And that should put an end to MPP's Neolithic “quirry” fantasy. And that explains why MPP and all his “patners” want this issue to go away!

”...but it will not change the narrative or the direction of research. Hence it is not worth doing at the moment.”

That is a very sad state of professional attitudes researching the Truth of Stonehenge. Not worth doing? Only if you are not interested in knowing the “objective truth”! But only wish to sell a story.

Kostas

chris johnson said...

Kostas,
When you share the firmly held and widely supported opinion that the glaciers did not reach salisbury plain then of course Rhosyfelin is a quarry. What else could it be?

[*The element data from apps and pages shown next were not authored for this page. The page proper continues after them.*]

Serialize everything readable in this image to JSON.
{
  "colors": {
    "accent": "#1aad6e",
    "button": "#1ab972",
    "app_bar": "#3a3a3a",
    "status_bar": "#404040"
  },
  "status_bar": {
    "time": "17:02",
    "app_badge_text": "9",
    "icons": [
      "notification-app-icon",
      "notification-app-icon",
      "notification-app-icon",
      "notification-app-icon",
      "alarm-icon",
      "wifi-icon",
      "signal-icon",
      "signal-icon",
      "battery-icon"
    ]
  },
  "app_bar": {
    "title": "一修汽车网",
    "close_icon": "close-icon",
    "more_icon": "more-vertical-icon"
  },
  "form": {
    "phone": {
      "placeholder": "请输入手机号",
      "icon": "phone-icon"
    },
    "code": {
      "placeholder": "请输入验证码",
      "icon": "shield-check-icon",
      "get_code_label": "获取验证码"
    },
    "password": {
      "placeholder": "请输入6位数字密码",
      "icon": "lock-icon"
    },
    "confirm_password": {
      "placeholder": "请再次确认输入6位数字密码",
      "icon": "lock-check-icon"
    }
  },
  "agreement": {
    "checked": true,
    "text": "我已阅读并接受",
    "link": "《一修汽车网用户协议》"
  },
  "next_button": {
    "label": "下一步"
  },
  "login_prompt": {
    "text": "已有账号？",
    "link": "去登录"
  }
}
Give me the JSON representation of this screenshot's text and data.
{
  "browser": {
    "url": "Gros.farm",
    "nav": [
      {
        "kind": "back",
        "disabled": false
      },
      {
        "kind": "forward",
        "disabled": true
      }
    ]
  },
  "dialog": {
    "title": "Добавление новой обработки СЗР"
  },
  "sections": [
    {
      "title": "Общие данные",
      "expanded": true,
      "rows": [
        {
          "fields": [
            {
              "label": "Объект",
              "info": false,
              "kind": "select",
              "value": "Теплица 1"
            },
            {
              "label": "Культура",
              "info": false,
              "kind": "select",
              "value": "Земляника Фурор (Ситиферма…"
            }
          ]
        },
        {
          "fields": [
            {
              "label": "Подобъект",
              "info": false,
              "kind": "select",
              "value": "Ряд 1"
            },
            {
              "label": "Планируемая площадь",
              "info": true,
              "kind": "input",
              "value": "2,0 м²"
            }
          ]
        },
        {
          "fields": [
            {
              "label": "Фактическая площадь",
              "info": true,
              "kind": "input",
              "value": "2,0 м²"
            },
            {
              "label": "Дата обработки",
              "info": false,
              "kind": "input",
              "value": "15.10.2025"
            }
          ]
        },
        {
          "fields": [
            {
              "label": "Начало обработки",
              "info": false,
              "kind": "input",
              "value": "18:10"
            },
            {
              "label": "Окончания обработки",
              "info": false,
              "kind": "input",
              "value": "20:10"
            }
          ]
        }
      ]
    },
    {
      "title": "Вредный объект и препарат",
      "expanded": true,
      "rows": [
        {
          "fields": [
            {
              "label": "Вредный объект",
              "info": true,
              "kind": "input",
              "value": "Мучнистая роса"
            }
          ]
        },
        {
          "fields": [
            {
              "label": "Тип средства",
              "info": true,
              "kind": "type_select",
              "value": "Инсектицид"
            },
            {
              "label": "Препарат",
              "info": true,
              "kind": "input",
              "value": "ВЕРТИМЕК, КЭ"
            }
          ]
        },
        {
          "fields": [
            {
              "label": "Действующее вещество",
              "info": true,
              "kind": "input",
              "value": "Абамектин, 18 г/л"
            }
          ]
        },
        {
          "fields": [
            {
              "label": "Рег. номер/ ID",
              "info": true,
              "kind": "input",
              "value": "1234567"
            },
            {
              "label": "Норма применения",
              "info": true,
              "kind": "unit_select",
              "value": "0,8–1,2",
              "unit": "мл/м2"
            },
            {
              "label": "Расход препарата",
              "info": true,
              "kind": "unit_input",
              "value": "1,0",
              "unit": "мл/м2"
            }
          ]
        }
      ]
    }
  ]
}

The truth behind the stumps won't move the ball forward although it is definitely "nice to know". For one we do not agree how many megaliths there were, so analysis that shows NO connection with Rhosyfelin does not prove anything. Analysis that shows a connection only confirms what nearly everybody already believes and is already acting upon. I hope you get my point?

I suppose what Myris is hinting at might make more sense - do the analysis as a part of a wider investigation but then this new investigation needs to be framed convincingly - if I understand Myris correctly. That is the trouble with enigmas, so much guesswork.

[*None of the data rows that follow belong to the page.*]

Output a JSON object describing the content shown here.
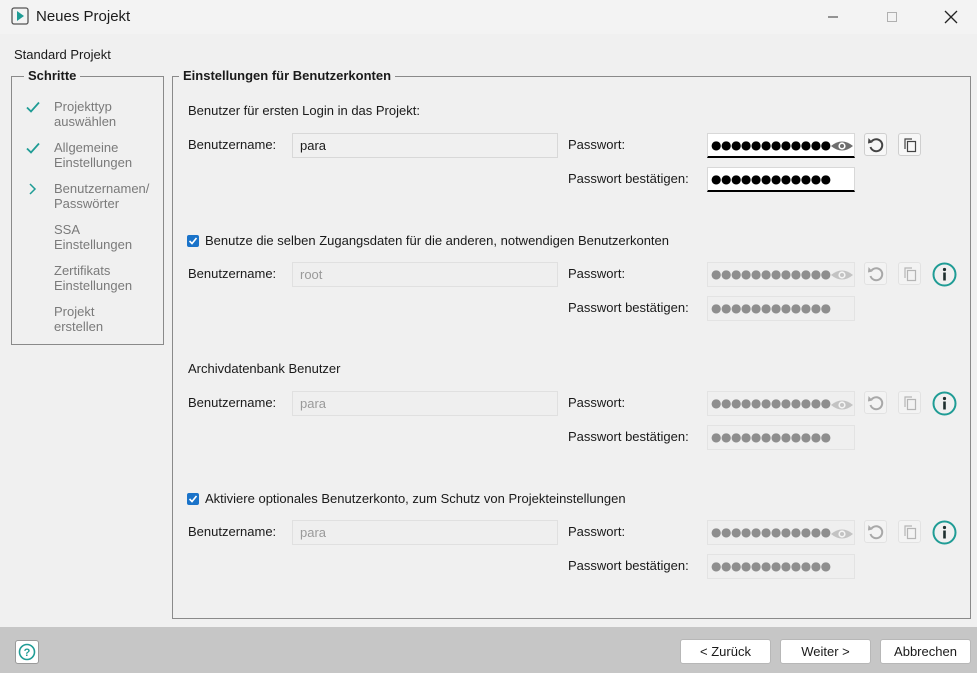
{
  "window": {
    "title": "Neues Projekt",
    "minimize_icon": "minimize-icon",
    "maximize_icon": "maximize-icon",
    "close_icon": "close-icon"
  },
  "subtitle": "Standard Projekt",
  "steps": {
    "legend": "Schritte",
    "items": [
      {
        "line1": "Projekttyp",
        "line2": "auswählen",
        "state": "done"
      },
      {
        "line1": "Allgemeine",
        "line2": "Einstellungen",
        "state": "done"
      },
      {
        "line1": "Benutzernamen/",
        "line2": "Passwörter",
        "state": "current"
      },
      {
        "line1": "SSA",
        "line2": "Einstellungen",
        "state": "pending"
      },
      {
        "line1": "Zertifikats",
        "line2": "Einstellungen",
        "state": "pending"
      },
      {
        "line1": "Projekt",
        "line2": "erstellen",
        "state": "pending"
      }
    ]
  },
  "main": {
    "legend": "Einstellungen für Benutzerkonten",
    "section1": {
      "heading": "Benutzer für ersten Login in das Projekt:",
      "username_label": "Benutzername:",
      "username_value": "para",
      "password_label": "Passwort:",
      "password_value": "●●●●●●●●●●●●",
      "confirm_label": "Passwort bestätigen:",
      "confirm_value": "●●●●●●●●●●●●"
    },
    "section2": {
      "checkbox_label": "Benutze die selben Zugangsdaten für die anderen, notwendigen Benutzerkonten",
      "checked": true,
      "username_label": "Benutzername:",
      "username_value": "root",
      "password_label": "Passwort:",
      "password_value": "●●●●●●●●●●●●",
      "confirm_label": "Passwort bestätigen:",
      "confirm_value": "●●●●●●●●●●●●"
    },
    "section3": {
      "heading": "Archivdatenbank Benutzer",
      "username_label": "Benutzername:",
      "username_value": "para",
      "password_label": "Passwort:",
      "password_value": "●●●●●●●●●●●●",
      "confirm_label": "Passwort bestätigen:",
      "confirm_value": "●●●●●●●●●●●●"
    },
    "section4": {
      "checkbox_label": "Aktiviere optionales Benutzerkonto, zum Schutz von Projekteinstellungen",
      "checked": true,
      "username_label": "Benutzername:",
      "username_value": "para",
      "password_label": "Passwort:",
      "password_value": "●●●●●●●●●●●●",
      "confirm_label": "Passwort bestätigen:",
      "confirm_value": "●●●●●●●●●●●●"
    }
  },
  "footer": {
    "help_icon": "help-icon",
    "back_label": "< Zurück",
    "next_label": "Weiter >",
    "cancel_label": "Abbrechen"
  },
  "colors": {
    "accent_teal": "#1f9c95",
    "checkbox_blue": "#1a73c9",
    "bottom_bar": "#c6c6c6"
  }
}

You seem determined to ignore the expert opinions that the debitage is NOT gravel, but looks like the result of people breaking larger stones. Perhaps this is the data point that you should be challenging first because the hallowed turf does not need breaking open to check these opinions.

Jon Morris said...

Chris

Do you mind if I quote you for a special blog post I'm thinking of preparing?

I had closed up the blog to new comment, but think it might be worth doing one more post.

All the best

Jon

chris johnson said...

Jon, I don't mind.

BRIAN JOHN said...

Kostas -- comment blocked. Fed up with this gravel obsession -- and you have made the same points many times before.

Constantinos Ragazas said...

Chris,

I'll spare Brian the moral dilemma of blocking more of my comments by limiting my comments to the arguments in your comment. Please clarify:

Are you arguing if it were shown the Rhosyfelin rhyolite chips at Stonehenge did not match any of the Stonehenge stones above and below the ground these chips would likely match missing megaliths?

I will not counter-argue here … but, for the record, would like you to confirm that is what you are arguing.

Kostas

chris johnson said...

Kostas,
We DO NOT agree how many bluestones there were. We DO NOT know how many were needed in the different phases of the monument. We DO know that several are missing, either partially or even completely.

It is always going to be impossible to say, according to your high standards of objective truth, that the debitage did NOT come from a megalith.

In all likelihood the debitage did come from a megalith - that is what it looks like to expert eyes. Proving this is nice to know when and if the opportunity arises, but it is hardly in the top ten of stonehenge questions. When resources are scarce this is not the type of question to spend time on.

I hope I am clearer this time.